In an interview last week, Baldini said his team invested tremendous efforts for more than a year to resolve outstanding issues with IAI and Elbit representatives on the ISI board. Baldini said his clients in the case filed Dec. 15 include leading U.S. financial institutions and state pension funds representing tens of thousands of U.S. taxpayers.

“Our cardinal interest was getting [ISI] to become a functioning, strong, and dynamic company, which is impossible under the way it’s being run. Frankly, we only filed this complaint when we reached a point where we couldn’t – through other means – change the manner in which the company is being manipulated by majority shareholders and appointees on the board,” he said.

Shimon Eckhaus, chief executive of ISI, was unavailable for comment and IAI declined to respond to circumstances surrounding the scuttled Churchill acquisition or the latest court case.

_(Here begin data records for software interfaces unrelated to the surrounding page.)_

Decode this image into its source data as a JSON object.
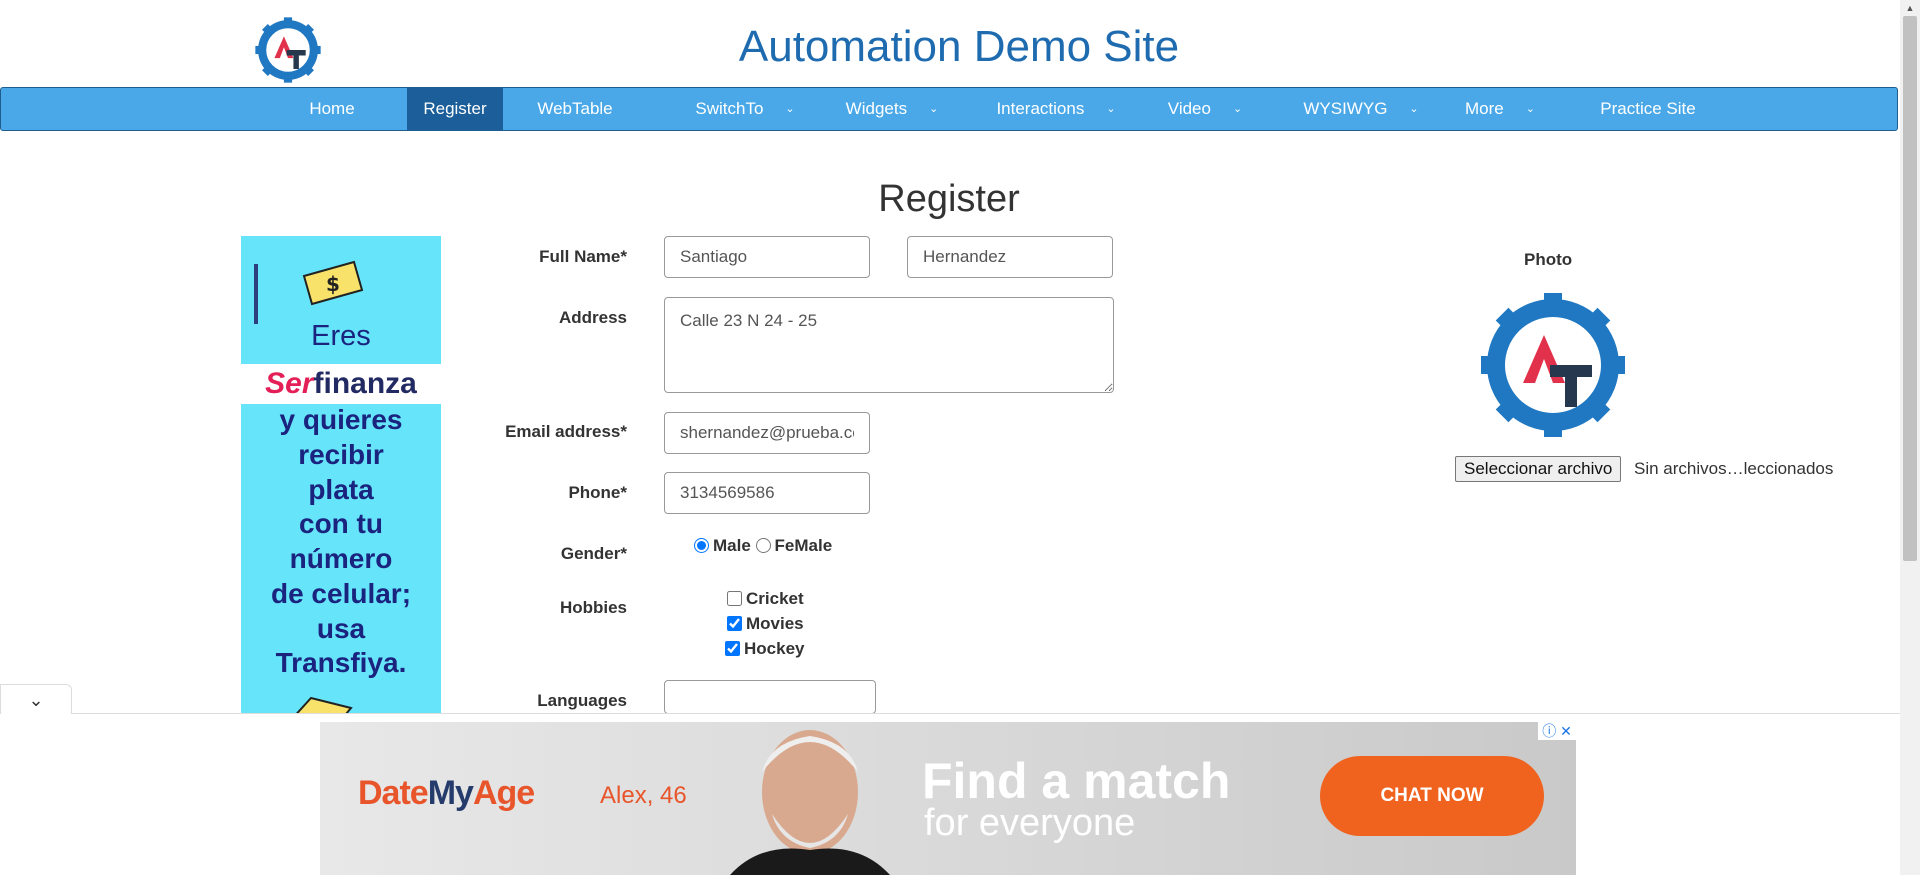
{
  "header": {
    "title": "Automation Demo Site"
  },
  "nav": {
    "items": [
      {
        "label": "Home",
        "active": false,
        "has_dropdown": false
      },
      {
        "label": "Register",
        "active": true,
        "has_dropdown": false
      },
      {
        "label": "WebTable",
        "active": false,
        "has_dropdown": false
      },
      {
        "label": "SwitchTo",
        "active": false,
        "has_dropdown": true
      },
      {
        "label": "Widgets",
        "active": false,
        "has_dropdown": true
      },
      {
        "label": "Interactions",
        "active": false,
        "has_dropdown": true
      },
      {
        "label": "Video",
        "active": false,
        "has_dropdown": true
      },
      {
        "label": "WYSIWYG",
        "active": false,
        "has_dropdown": true
      },
      {
        "label": "More",
        "active": false,
        "has_dropdown": true
      },
      {
        "label": "Practice Site",
        "active": false,
        "has_dropdown": false
      }
    ],
    "chevron": "⌄"
  },
  "page": {
    "title": "Register"
  },
  "form": {
    "full_name_label": "Full Name*",
    "first_name": "Santiago",
    "last_name": "Hernandez",
    "address_label": "Address",
    "address": "Calle 23 N 24 - 25",
    "email_label": "Email address*",
    "email": "shernandez@prueba.com",
    "phone_label": "Phone*",
    "phone": "3134569586",
    "gender_label": "Gender*",
    "gender_options": [
      "Male",
      "FeMale"
    ],
    "gender_selected": "Male",
    "hobbies_label": "Hobbies",
    "hobbies": [
      {
        "label": "Cricket",
        "checked": false
      },
      {
        "label": "Movies",
        "checked": true
      },
      {
        "label": "Hockey",
        "checked": true
      }
    ],
    "languages_label": "Languages"
  },
  "photo": {
    "label": "Photo",
    "button_label": "Seleccionar archivo",
    "status": "Sin archivos…leccionados"
  },
  "side_ad": {
    "line1": "Eres",
    "brand_ser": "Ser",
    "brand_rest": "finanza",
    "lines": [
      "y quieres",
      "recibir",
      "plata",
      "con tu",
      "número",
      "de celular;",
      "usa",
      "Transfiya."
    ]
  },
  "bottom_ad": {
    "brand_date": "Date",
    "brand_my": "My",
    "brand_age": "Age",
    "name": "Alex, 46",
    "headline": "Find a match",
    "subline": "for everyone",
    "cta": "CHAT NOW",
    "close_icons": "ⓘ ✕"
  },
  "colors": {
    "nav_bg": "#4aa8e8",
    "nav_active": "#1b5e99",
    "title_blue": "#1e6bb0",
    "logo_blue": "#1f78c1",
    "logo_red": "#e2314a",
    "logo_dark": "#25384d",
    "ad_cyan": "#66e4fa",
    "cta_orange": "#f0631e"
  }
}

IAI’s policy is to litigate in court and not in the press … IAI will address each allegation, including those related to the Churchill transaction, at the appropriate time. IAI continues to believe that ImageSat could be a successful company, and would have preferred that Pegasus focused on this goal rather than on a wasteful and misguided lawsuit,” said DoronSuslik, deputy corporate vice president for communications.